This show began as an experiment, and I wasn’t even fully convinced it worked until I started seeing the audience reaction. Many of our fans in LA thought it was the best show our company ever did. So, hopefully Canadians aren’t radically different in taste and they enjoy it just as much! As far as critics go, I’ve learned not to listen to them. I hope they like the show, as much as I hope every patron enjoys the show… but I also know that opinions are opinions, no matter how informed they might be, and it’s very rare that you can please everyone. I’ve seen a few reviews that hated Book of Mormon, and even more that hated Kinky Boots. What I’m hoping is that everyone, critics and public audience alike, at least enjoy the uniqueness of The Baby, the general weirdness of the story (including a truly surprising twist ending), and a performance and design aesthetic that one very pleased and enthusiastic Hollywood Fringe attendee referred to as “Technicolor vomit.”
At one of our shows a few years ago, a young woman came up to us afterward and told us that she had never  seen a play before (not uncommon in the US, sadly), and that she liked it so much she had to go see more plays. That’s a better review than any critic could ever give us.Baby-logo-web-bannerYou’re working with the Storefront Theatre (pictured below) who will be staging this latest production of your award-winning play. Do you already have plans for your next production, and if so, can you give us any hints as to what that play will be?
Oh, I always have a bunch of ideas in my pocket – probably more than I’d ever be able to bring to fruition in my lifetime.

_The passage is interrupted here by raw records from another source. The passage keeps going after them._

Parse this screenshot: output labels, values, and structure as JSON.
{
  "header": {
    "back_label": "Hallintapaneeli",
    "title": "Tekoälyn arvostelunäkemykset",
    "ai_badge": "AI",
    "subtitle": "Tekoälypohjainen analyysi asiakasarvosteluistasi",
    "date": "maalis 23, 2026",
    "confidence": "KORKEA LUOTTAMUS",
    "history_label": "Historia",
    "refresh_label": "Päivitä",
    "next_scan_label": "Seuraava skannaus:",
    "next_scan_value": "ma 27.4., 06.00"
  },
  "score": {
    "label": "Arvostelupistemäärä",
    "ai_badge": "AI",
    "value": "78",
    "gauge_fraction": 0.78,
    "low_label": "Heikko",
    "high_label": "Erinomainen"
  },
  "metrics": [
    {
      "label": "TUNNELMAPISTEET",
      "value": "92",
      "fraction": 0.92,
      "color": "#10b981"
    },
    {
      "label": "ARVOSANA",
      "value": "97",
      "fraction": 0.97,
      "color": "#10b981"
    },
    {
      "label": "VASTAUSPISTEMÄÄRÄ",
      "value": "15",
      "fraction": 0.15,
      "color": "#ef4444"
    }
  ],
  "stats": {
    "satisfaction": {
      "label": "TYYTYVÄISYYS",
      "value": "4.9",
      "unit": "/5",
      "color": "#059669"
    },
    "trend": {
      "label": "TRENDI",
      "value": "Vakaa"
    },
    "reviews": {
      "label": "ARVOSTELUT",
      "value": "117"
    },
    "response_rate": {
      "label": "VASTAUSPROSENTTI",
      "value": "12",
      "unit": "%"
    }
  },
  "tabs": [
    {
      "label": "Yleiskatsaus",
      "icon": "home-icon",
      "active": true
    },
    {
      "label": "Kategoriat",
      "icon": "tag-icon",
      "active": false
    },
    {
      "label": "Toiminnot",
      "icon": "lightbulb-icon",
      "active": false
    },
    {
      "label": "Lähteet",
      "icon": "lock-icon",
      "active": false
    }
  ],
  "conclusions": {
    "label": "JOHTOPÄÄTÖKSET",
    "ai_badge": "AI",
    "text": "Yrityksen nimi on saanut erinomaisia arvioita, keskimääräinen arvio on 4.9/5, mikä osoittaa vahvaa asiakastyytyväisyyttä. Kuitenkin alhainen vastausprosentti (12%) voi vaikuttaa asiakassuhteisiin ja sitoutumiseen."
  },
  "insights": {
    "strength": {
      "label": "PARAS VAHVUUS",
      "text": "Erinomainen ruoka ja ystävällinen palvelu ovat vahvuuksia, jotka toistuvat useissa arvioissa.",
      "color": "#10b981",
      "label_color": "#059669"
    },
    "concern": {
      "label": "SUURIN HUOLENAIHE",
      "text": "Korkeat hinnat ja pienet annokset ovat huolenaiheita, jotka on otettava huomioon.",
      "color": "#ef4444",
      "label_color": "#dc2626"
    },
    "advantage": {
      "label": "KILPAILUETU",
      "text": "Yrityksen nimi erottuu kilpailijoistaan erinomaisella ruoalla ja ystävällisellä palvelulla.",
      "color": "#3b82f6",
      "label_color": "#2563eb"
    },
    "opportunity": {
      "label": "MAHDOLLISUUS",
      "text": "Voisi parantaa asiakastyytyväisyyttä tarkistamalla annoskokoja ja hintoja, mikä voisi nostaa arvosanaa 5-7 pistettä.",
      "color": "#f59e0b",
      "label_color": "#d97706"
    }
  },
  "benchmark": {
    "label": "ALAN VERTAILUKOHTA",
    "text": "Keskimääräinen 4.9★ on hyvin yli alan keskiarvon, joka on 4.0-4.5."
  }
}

My original show Lovecraft: Nightmare Suite – a puppetry-laden anthology from the short stories of H.P. Lovecraft – has enjoyed successful runs in New York and LA, and is being produced this October by the Molotov Theatre Group in Washington DC (concurrently with The Baby, so I unfortunately won’t be able to attend). I’ve found some people that are very interested in the idea of that show, so I think Toronto might see it in the next year or two. Beyond that, I try to keep myself open for whatever interesting notion screams to be picked up and run with.

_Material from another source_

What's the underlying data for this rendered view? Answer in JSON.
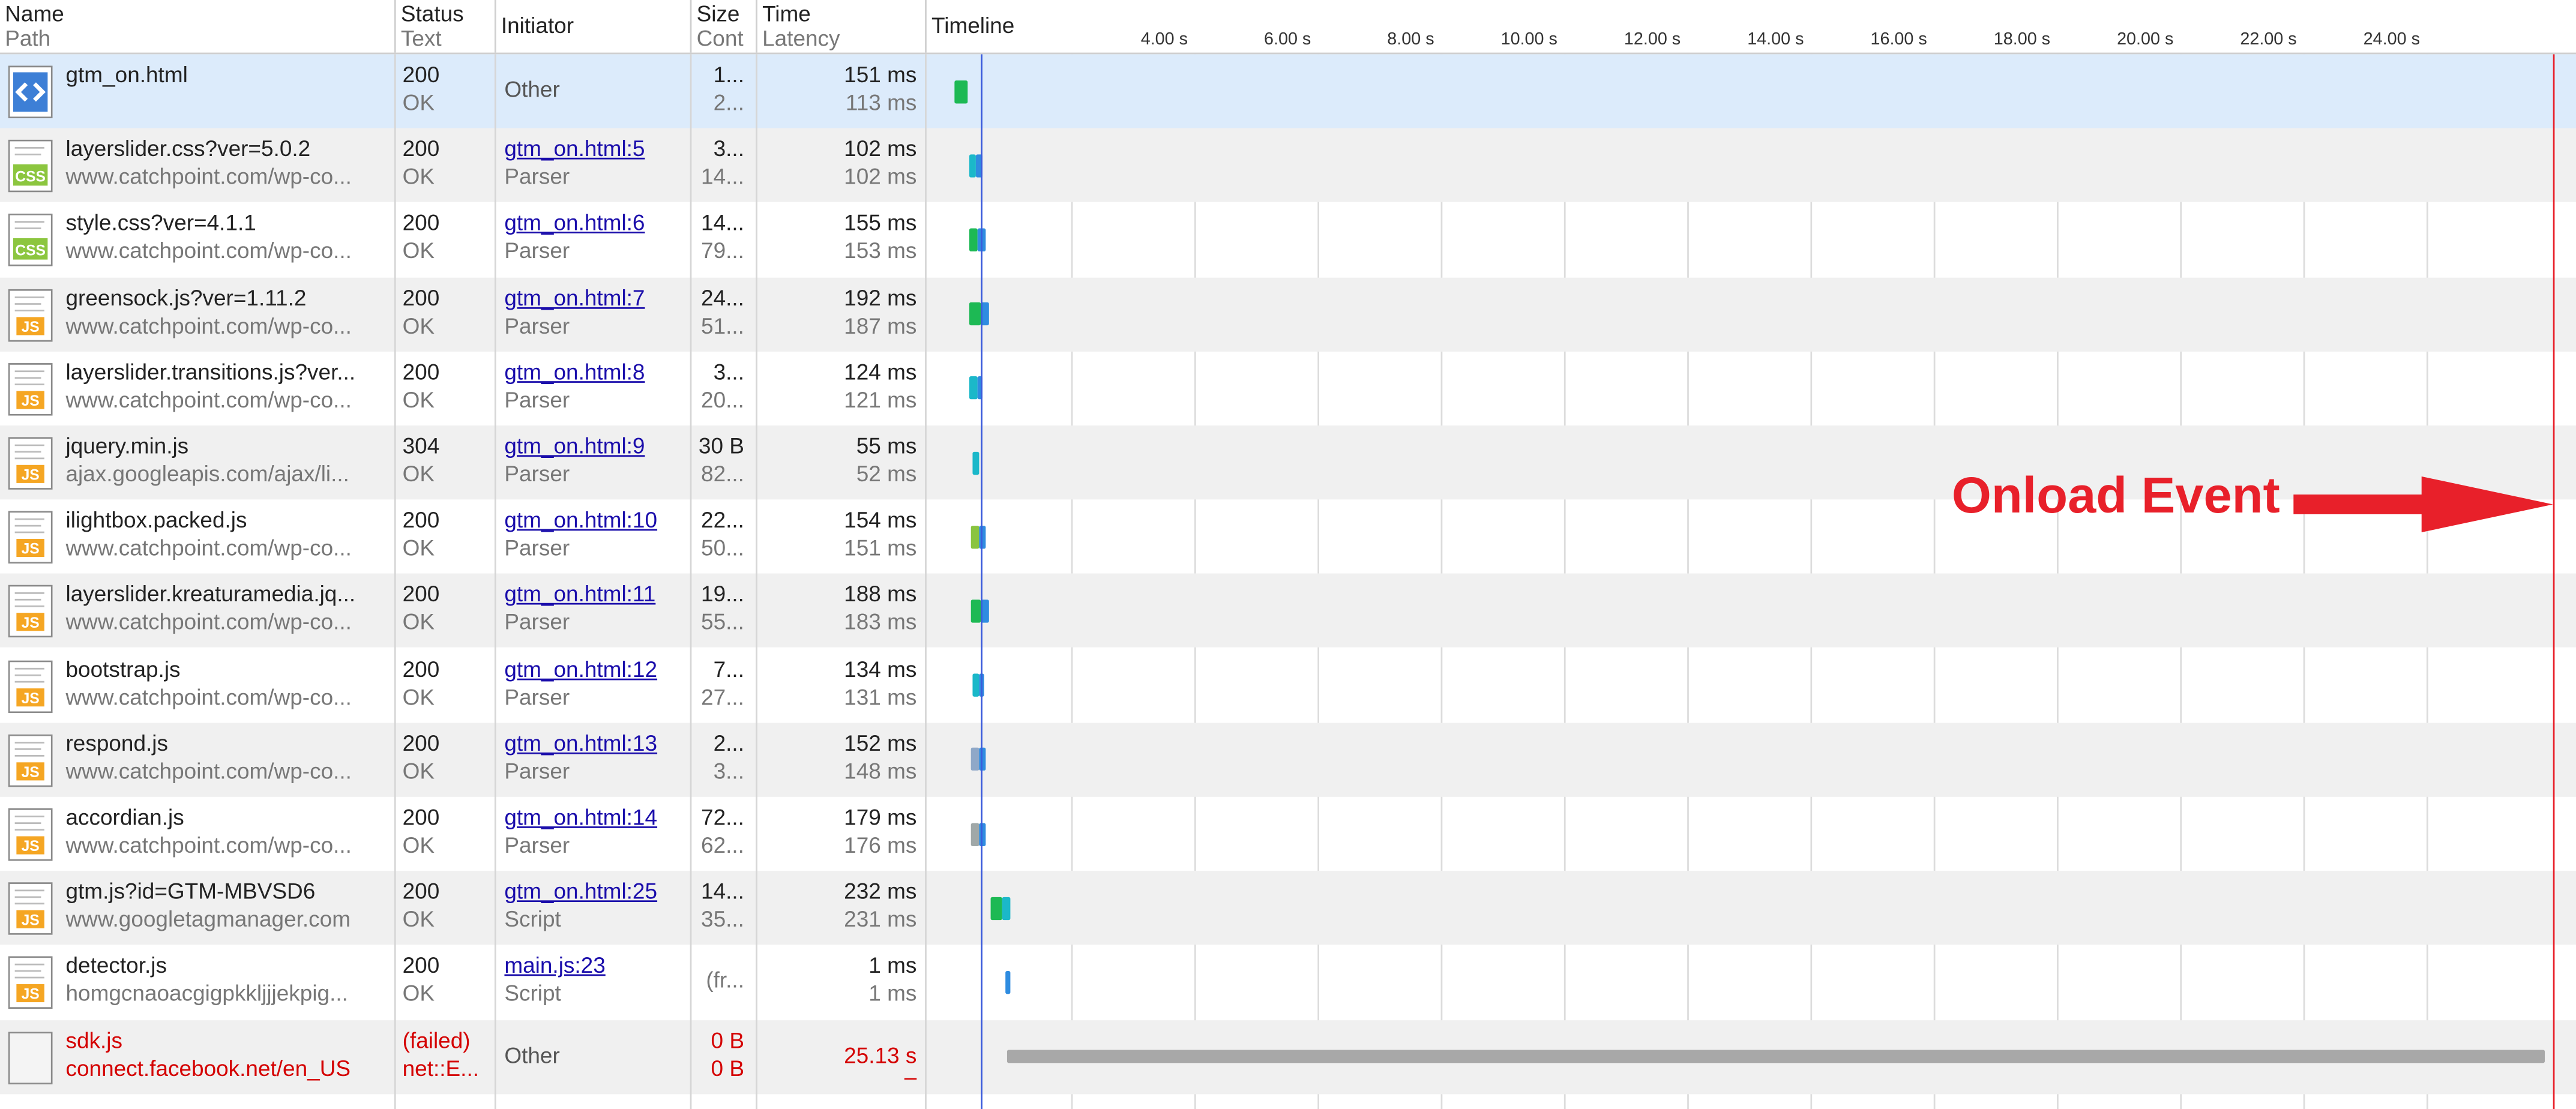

storefront 2I’ll be posting more news on The Baby and it’s cast over the coming weeks but in the interim, please mark your calendars for the run Oct. 15 thru Nov. 1 at Storefront Theatre, 955 Bloor St West (between Ossington & Dovercourt). You can buy tickets now from http://www.brownpapertickets.com/event/2253620

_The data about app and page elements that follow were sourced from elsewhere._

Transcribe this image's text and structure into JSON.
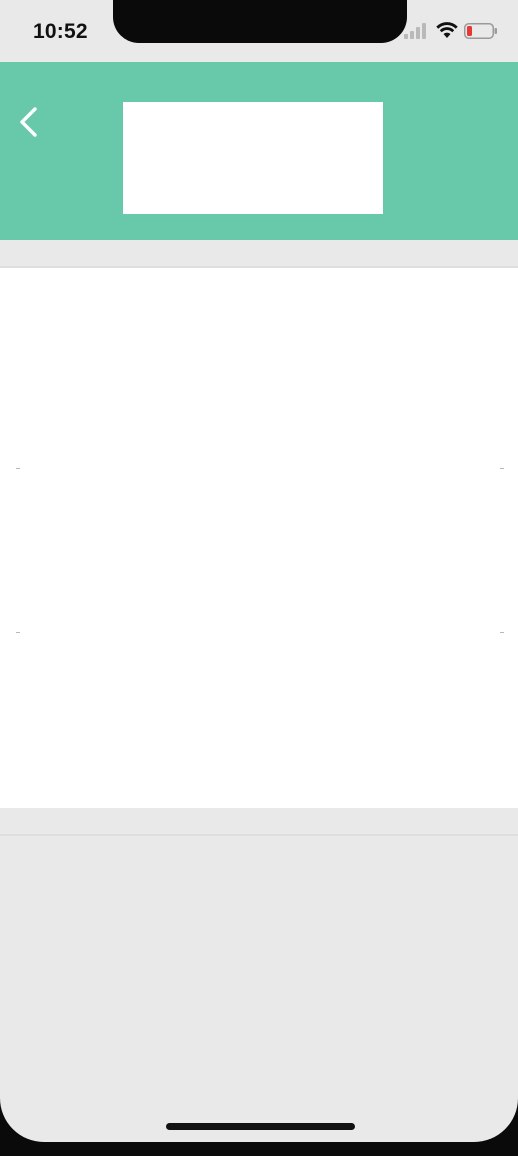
{
  "status_bar": {
    "time": "10:52",
    "icons": [
      "signal-icon",
      "wifi-icon",
      "battery-low-icon"
    ],
    "battery_color": "#e53935"
  },
  "header": {
    "background_color": "#68c9aa",
    "back_icon": "chevron-left-icon",
    "title": ""
  },
  "content": {
    "background_color": "#ffffff"
  },
  "page": {
    "background_color": "#e9e9e9"
  }
}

Showtimes: Tuesdays – Saturdays @ 8pm, Sundays @ 2pm
The Baby website will be launched shortly: www.TheBabyLiveOnStage.com